(YOUR ASSIGNMENT)
Return the data exactly, with all pictures removed.

***** SUPPLIED INFORMATION

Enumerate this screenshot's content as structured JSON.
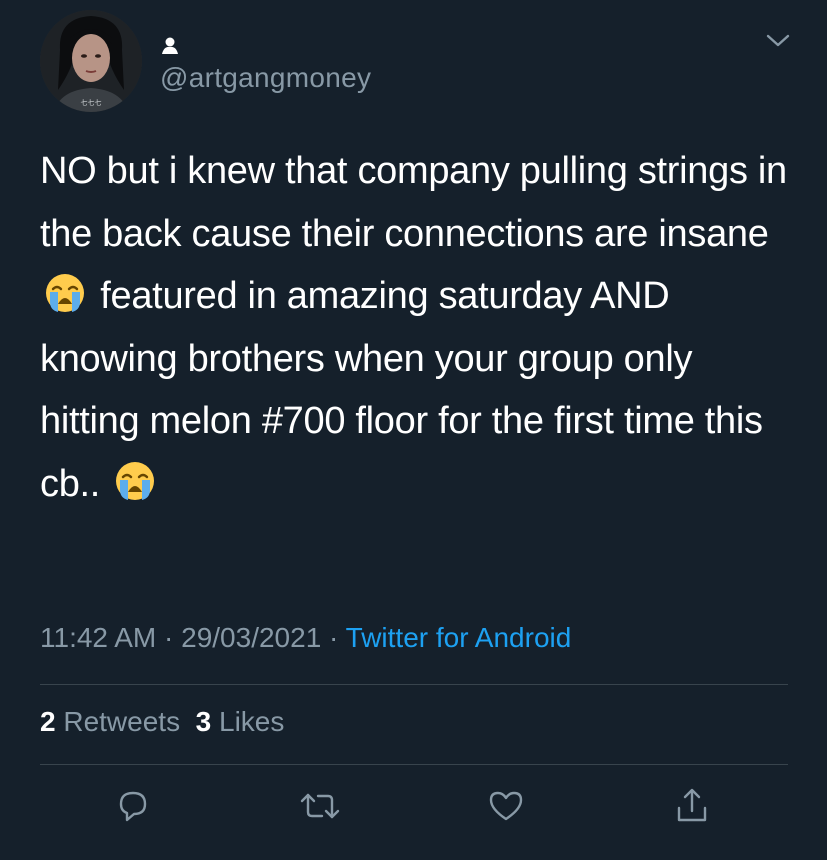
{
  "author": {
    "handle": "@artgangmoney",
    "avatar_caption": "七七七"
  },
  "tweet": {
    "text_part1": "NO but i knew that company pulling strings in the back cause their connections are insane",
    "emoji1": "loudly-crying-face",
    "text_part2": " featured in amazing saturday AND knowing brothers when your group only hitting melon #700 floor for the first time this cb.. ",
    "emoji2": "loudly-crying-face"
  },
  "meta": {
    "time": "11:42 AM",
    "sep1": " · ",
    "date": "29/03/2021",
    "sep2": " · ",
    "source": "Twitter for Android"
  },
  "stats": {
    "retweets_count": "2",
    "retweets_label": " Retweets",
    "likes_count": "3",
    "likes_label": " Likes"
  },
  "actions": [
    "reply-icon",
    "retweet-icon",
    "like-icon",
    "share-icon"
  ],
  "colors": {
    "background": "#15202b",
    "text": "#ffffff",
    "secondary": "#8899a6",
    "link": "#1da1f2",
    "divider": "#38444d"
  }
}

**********

(WRITTEN SOLUTION)
Enumerate this screenshot's content as structured JSON.
{
  "author": {
    "handle": "@artgangmoney",
    "avatar_caption": "七七七"
  },
  "tweet": {
    "text_part1": "NO but i knew that company pulling strings in the back cause their connections are insane",
    "emoji1": "loudly-crying-face",
    "text_part2": " featured in amazing saturday AND knowing brothers when your group only hitting melon #700 floor for the first time this cb.. ",
    "emoji2": "loudly-crying-face"
  },
  "meta": {
    "time": "11:42 AM",
    "sep1": " · ",
    "date": "29/03/2021",
    "sep2": " · ",
    "source": "Twitter for Android"
  },
  "stats": {
    "retweets_count": "2",
    "retweets_label": " Retweets",
    "likes_count": "3",
    "likes_label": " Likes"
  },
  "actions": [
    "reply-icon",
    "retweet-icon",
    "like-icon",
    "share-icon"
  ],
  "colors": {
    "background": "#15202b",
    "text": "#ffffff",
    "secondary": "#8899a6",
    "link": "#1da1f2",
    "divider": "#38444d"
  }
}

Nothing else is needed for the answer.